What do Oxbow bend, Schwabacher landing, the Moulton barn and the snake river overlook all have in common? These are all iconic sites to see in the park. We set out early again this morning to beat the crowds and the heat to see them all. Although today was not a day for long hikes we did enjoy several short walks to see the sites.
The first stop was an early morning stop at Oxbow bend. A great place to spot wildlife, but even though we were there early in the morning we didn’t see any mammals. The coolest thing we saw at Oxbow was an Osprey carrying off a trout to its nest. A trout is perfectly streamlined for flight underneath a bird of prey.

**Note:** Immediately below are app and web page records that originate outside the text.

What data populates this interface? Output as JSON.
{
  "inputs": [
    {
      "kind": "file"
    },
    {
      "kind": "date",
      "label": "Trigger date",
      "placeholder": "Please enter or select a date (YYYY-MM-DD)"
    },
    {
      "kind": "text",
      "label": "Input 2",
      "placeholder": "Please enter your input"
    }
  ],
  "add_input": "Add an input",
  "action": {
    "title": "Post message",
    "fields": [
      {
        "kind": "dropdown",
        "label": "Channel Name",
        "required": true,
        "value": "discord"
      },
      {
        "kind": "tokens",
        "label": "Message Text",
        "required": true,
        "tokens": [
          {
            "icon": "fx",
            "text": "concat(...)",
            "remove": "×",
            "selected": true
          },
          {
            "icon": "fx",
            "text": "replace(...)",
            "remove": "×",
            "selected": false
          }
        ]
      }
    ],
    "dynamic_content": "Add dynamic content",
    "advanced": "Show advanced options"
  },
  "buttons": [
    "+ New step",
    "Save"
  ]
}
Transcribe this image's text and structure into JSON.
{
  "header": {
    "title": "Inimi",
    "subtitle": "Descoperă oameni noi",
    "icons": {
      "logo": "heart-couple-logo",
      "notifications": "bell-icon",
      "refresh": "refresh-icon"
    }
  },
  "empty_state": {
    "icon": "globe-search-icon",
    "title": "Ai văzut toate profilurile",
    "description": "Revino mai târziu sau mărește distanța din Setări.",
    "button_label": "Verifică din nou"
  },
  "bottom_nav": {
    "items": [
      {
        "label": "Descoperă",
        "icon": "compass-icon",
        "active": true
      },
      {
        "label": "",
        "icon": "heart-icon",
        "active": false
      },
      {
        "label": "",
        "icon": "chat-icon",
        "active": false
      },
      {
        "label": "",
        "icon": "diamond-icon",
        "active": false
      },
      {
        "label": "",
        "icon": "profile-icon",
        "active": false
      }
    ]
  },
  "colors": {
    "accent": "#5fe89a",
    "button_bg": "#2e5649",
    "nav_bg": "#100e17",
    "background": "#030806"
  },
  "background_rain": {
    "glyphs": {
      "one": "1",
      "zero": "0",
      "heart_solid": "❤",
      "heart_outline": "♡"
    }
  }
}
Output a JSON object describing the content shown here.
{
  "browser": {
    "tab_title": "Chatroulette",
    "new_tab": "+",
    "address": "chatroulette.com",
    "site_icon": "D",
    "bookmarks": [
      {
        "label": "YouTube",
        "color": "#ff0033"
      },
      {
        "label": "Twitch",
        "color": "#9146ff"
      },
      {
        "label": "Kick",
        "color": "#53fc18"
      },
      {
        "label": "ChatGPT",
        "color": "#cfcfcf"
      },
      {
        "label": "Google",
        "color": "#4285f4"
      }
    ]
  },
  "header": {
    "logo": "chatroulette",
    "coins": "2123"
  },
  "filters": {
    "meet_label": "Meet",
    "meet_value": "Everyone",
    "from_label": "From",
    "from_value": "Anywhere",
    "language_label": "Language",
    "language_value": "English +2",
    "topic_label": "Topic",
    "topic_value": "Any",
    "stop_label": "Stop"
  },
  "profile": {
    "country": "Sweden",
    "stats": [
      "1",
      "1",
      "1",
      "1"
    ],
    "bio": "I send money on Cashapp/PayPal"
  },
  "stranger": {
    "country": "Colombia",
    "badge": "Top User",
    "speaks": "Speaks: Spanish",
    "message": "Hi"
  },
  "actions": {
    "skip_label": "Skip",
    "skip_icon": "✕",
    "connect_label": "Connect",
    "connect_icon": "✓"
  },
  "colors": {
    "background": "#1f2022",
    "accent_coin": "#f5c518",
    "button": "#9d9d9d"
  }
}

A little further down the road we had a fantastic view of Grand Teton in the beautiful morning light.
Our next stop was at the Snake River overlook. This is the place where Ansel Adams took his iconic photo that put Grand Teton on the map. There are more trees now than when he took the photo in 1942. We did our best to recreate the photo using 2020 technology and filters.
As we were heading to the truck we overheard one young dad tell his three kids “Look kids there are some iconic Grand Teton crows”. The only thing I can imagine that would inspire a statement like that was if they too had been listening to Gypsy Guide in the car.
Further on down the road we went, this time our stop was Schwabacher landing. We were in luck! There was a mama moose and her baby eating and drinking in the river. This time I had our good old Canon SLR with the long lens so we were able to get some really good photos of the pair.
Once again we were really hoping to see a bear so we spent more time at a little more secluded pullout at Schwabacher but didn’t see anything but more birds.
The last of our iconic stops was on mormon row where there are some well preserved barns from the 1890s.
After seeing all of these iconic sites we decided to continue on into Jackson and wander around the town a bit. It was a Saturday so we happened to hit the farmers market for some great fresh bread. Other than that Jackson seemed pretty much like every other western tourist town.